Who invented radioactive carbon dating
Among the artifacts from the University of Chicago’s Oriental Institute that Prof.Willard Libby tested during the radiocarbon dating development process was this wood from an ancient Egyptian coffin.
The period of time that it takes for half of a sample to decay is called a "half-life." Radiocarbon oxidizes (that is, it combines with oxygen) and enters the biosphere through natural processes like breathing and eating.
The amount of cosmic rays penetrating the earth's atmosphere is itself affected by things like the earth's magnetic field which deflects cosmic rays.
Precise measurements taken over the last 140 years have shown a steady decay in the strength of the earth's magnetic field.

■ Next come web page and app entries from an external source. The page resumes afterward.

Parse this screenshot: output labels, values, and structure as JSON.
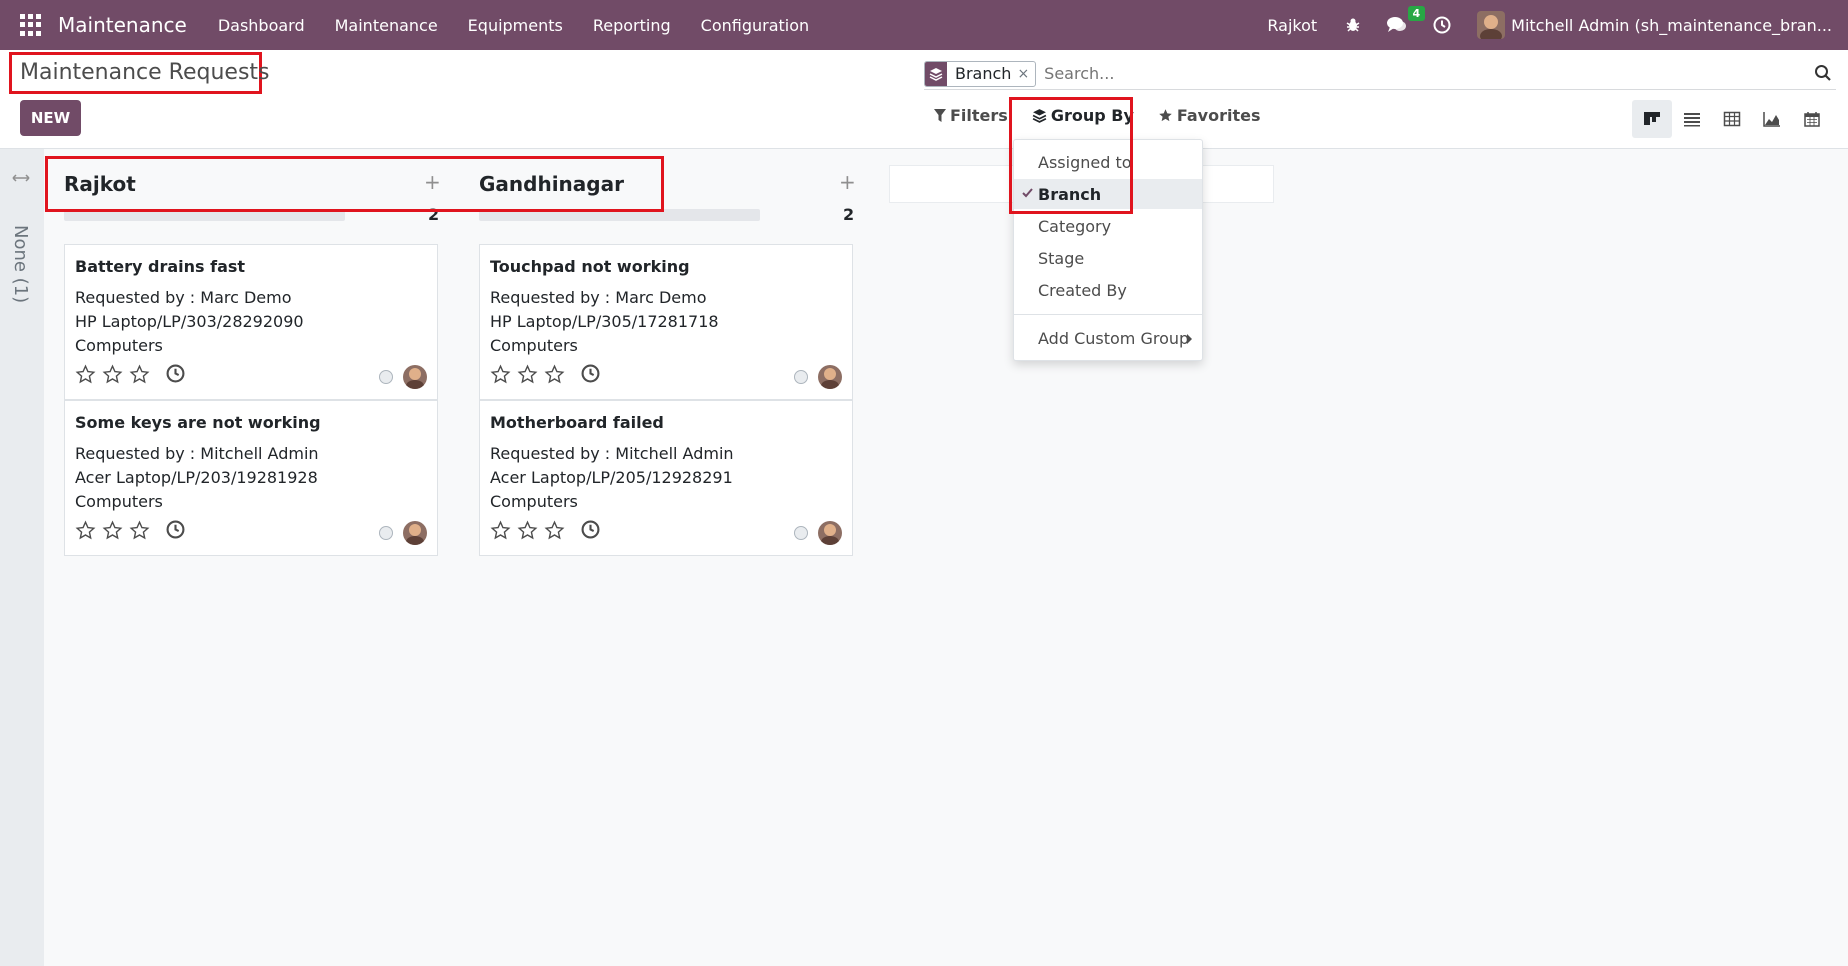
{
  "navbar": {
    "app_name": "Maintenance",
    "menu": [
      "Dashboard",
      "Maintenance",
      "Equipments",
      "Reporting",
      "Configuration"
    ],
    "company": "Rajkot",
    "messages_count": "4",
    "user": "Mitchell Admin (sh_maintenance_bran..."
  },
  "control_panel": {
    "title": "Maintenance Requests",
    "new_label": "NEW",
    "search": {
      "facet_label": "Branch",
      "facet_remove": "×",
      "placeholder": "Search..."
    },
    "filters_label": "Filters",
    "groupby_label": "Group By",
    "favorites_label": "Favorites"
  },
  "groupby_menu": {
    "items": [
      "Assigned to",
      "Branch",
      "Category",
      "Stage",
      "Created By"
    ],
    "selected": "Branch",
    "custom_label": "Add Custom Group"
  },
  "kanban": {
    "folded": {
      "label": "None (1)"
    },
    "columns": [
      {
        "name": "Rajkot",
        "count": "2",
        "cards": [
          {
            "title": "Battery drains fast",
            "requested_by": "Requested by : Marc Demo",
            "equipment": "HP Laptop/LP/303/28292090",
            "category": "Computers"
          },
          {
            "title": "Some keys are not working",
            "requested_by": "Requested by : Mitchell Admin",
            "equipment": "Acer Laptop/LP/203/19281928",
            "category": "Computers"
          }
        ]
      },
      {
        "name": "Gandhinagar",
        "count": "2",
        "cards": [
          {
            "title": "Touchpad not working",
            "requested_by": "Requested by : Marc Demo",
            "equipment": "HP Laptop/LP/305/17281718",
            "category": "Computers"
          },
          {
            "title": "Motherboard failed",
            "requested_by": "Requested by : Mitchell Admin",
            "equipment": "Acer Laptop/LP/205/12928291",
            "category": "Computers"
          }
        ]
      }
    ]
  },
  "colors": {
    "brand": "#714b67",
    "highlight": "#e0141e",
    "badge": "#28a745"
  }
}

So, if we find the remains of a dead creature whose C-12 to C-14 ratio is half of what it's supposed to be (that is, one C-14 atom for every two trillion C-12 atoms instead of one in every trillion) we can assume the creature has been dead for about 5,730 years (since half of the radiocarbon is missing, it takes about 5,730 years for half of it to decay back into nitrogen).

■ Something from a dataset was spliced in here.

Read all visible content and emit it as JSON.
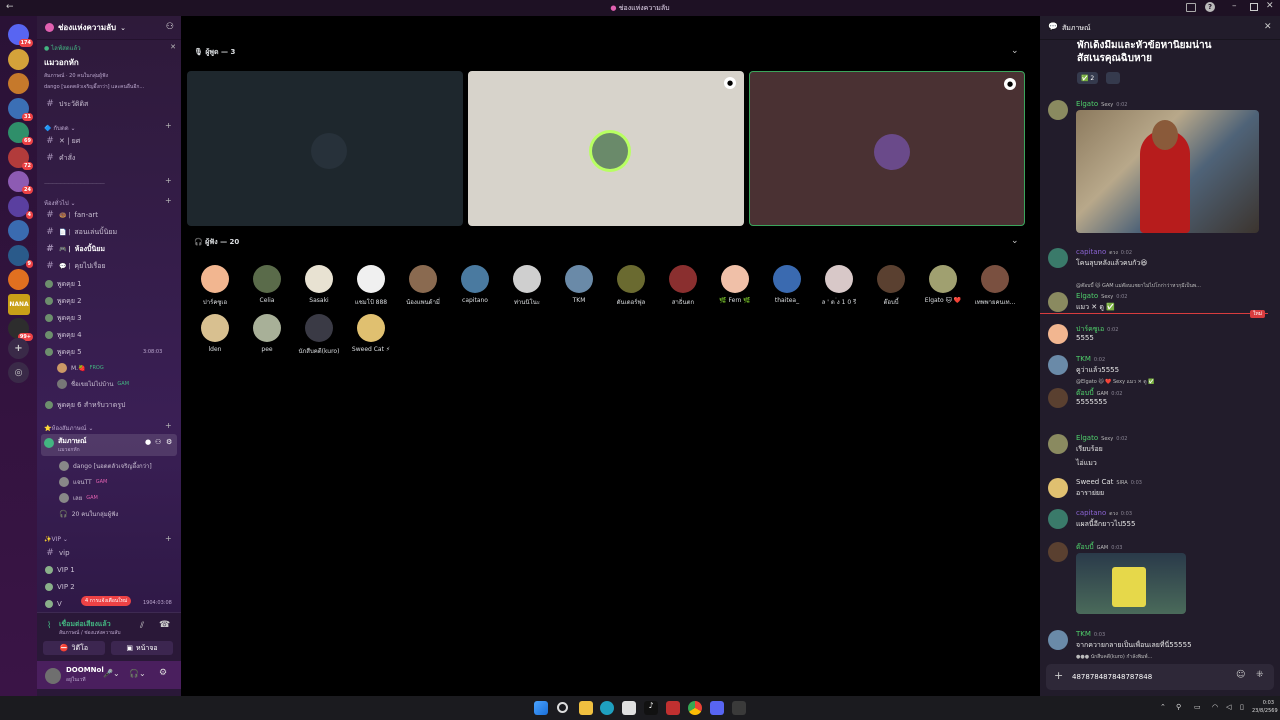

If the ratio is a quarter of what it should be (one in every four trillion) we can assume the creature has been dead for 11,460 year (two half-lives).

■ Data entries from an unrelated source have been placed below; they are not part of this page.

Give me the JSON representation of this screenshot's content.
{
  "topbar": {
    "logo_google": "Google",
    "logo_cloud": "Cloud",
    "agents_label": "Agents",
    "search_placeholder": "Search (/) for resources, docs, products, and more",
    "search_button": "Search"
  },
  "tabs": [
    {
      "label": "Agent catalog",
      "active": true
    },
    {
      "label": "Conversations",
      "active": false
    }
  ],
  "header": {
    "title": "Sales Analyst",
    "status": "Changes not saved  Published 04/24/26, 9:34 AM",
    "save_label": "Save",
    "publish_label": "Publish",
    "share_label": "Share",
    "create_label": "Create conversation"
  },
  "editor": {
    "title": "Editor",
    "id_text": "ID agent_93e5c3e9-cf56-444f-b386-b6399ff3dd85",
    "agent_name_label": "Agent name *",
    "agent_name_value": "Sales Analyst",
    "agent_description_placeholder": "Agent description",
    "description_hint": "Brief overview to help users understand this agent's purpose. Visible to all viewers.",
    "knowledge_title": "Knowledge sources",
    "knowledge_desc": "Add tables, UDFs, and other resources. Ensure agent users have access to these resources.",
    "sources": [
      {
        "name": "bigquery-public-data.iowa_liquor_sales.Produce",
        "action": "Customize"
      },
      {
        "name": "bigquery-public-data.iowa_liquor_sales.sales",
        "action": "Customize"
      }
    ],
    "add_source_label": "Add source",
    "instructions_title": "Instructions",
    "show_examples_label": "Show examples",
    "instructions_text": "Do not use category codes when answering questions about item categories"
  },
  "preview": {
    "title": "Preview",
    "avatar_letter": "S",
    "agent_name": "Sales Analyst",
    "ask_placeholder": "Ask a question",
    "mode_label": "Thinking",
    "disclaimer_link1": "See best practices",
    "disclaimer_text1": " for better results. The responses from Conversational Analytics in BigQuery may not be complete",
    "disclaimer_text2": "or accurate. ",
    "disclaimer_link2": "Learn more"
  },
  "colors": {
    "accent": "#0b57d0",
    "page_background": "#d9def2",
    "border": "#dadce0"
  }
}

This means there's been a steady increase in radiocarbon production (which would increase the ratio). God, the Father, sent His only Son to satisfy that judgment for those who believe in Him.